# [WHAT IS REQUIRED]
Each line of the records is to be returned verbatim, with the images omitted.

Data entries
------------------------------------------------------------------------

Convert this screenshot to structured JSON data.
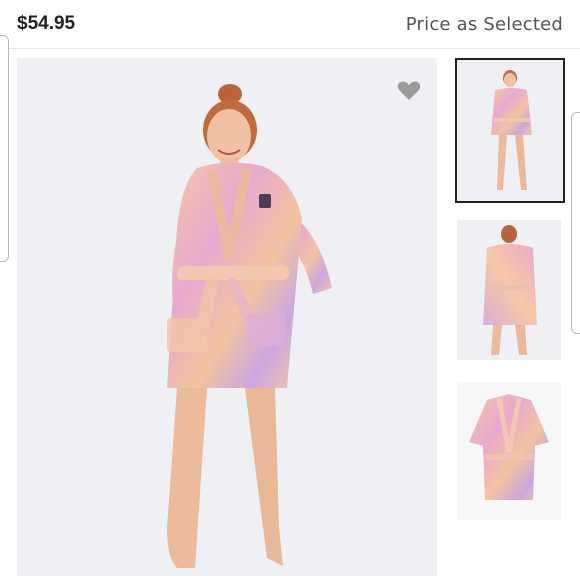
{
  "product": {
    "price": "$54.95",
    "price_note": "Price as Selected"
  },
  "icons": {
    "favorite": "heart-icon"
  },
  "gallery": {
    "selected_index": 0,
    "thumbnails": [
      "front-view",
      "back-view",
      "flat-lay"
    ]
  },
  "colors": {
    "background": "#eef0f3",
    "robe_pink": "#e7a9cf",
    "robe_peach": "#f6c7a4",
    "robe_lilac": "#c9a6df",
    "heart": "#9b9b9b"
  }
}
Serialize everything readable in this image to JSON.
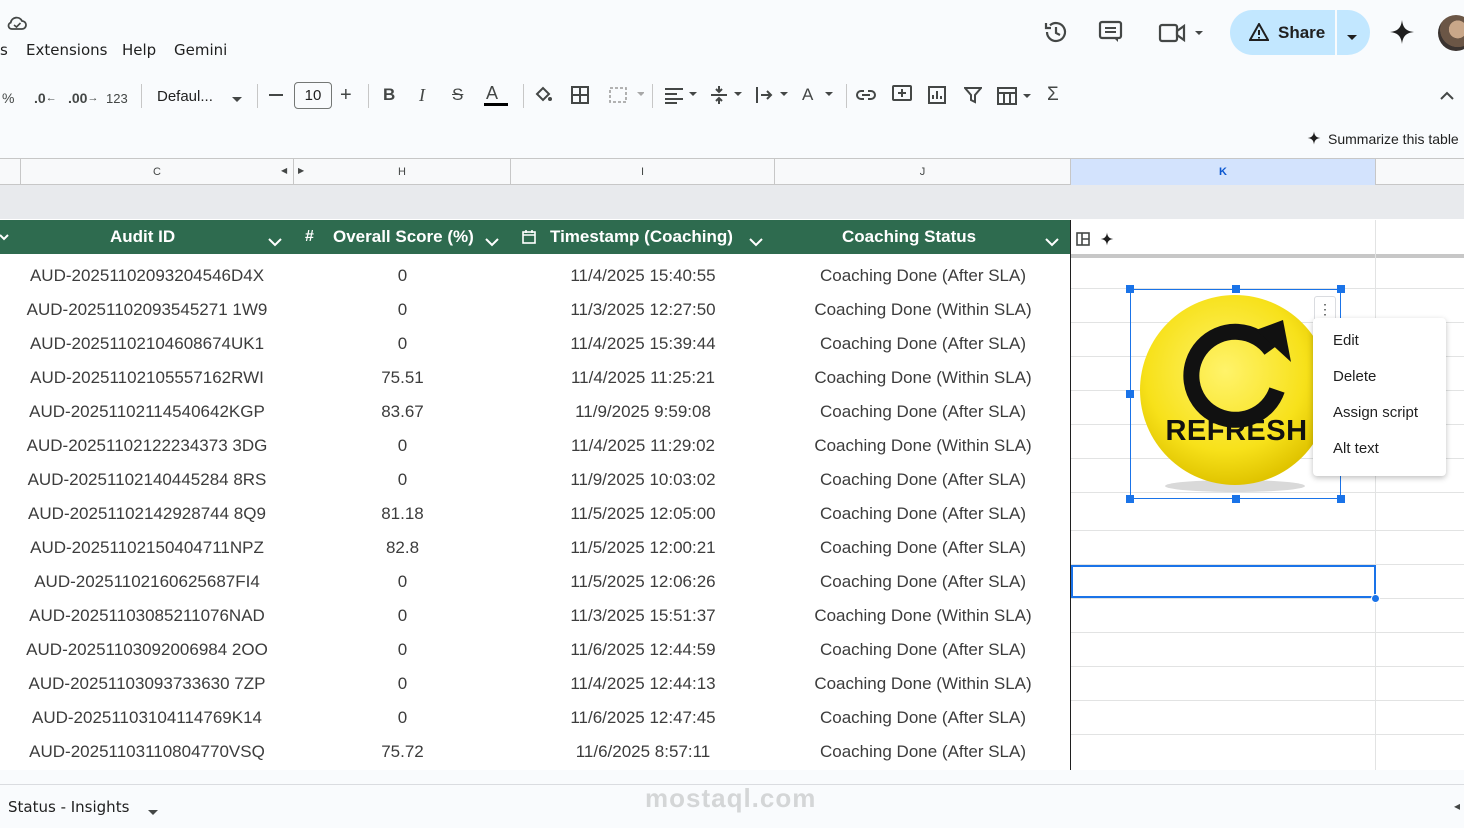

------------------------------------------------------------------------

# [ANSWER TO THIS PROBLEM]
Convert this screenshot to structured JSON data.
{
  "product": {
    "price": "$54.95",
    "price_note": "Price as Selected"
  },
  "icons": {
    "favorite": "heart-icon"
  },
  "gallery": {
    "selected_index": 0,
    "thumbnails": [
      "front-view",
      "back-view",
      "flat-lay"
    ]
  },
  "colors": {
    "background": "#eef0f3",
    "robe_pink": "#e7a9cf",
    "robe_peach": "#f6c7a4",
    "robe_lilac": "#c9a6df",
    "heart": "#9b9b9b"
  }
}
Serialize everything readable in this image to JSON.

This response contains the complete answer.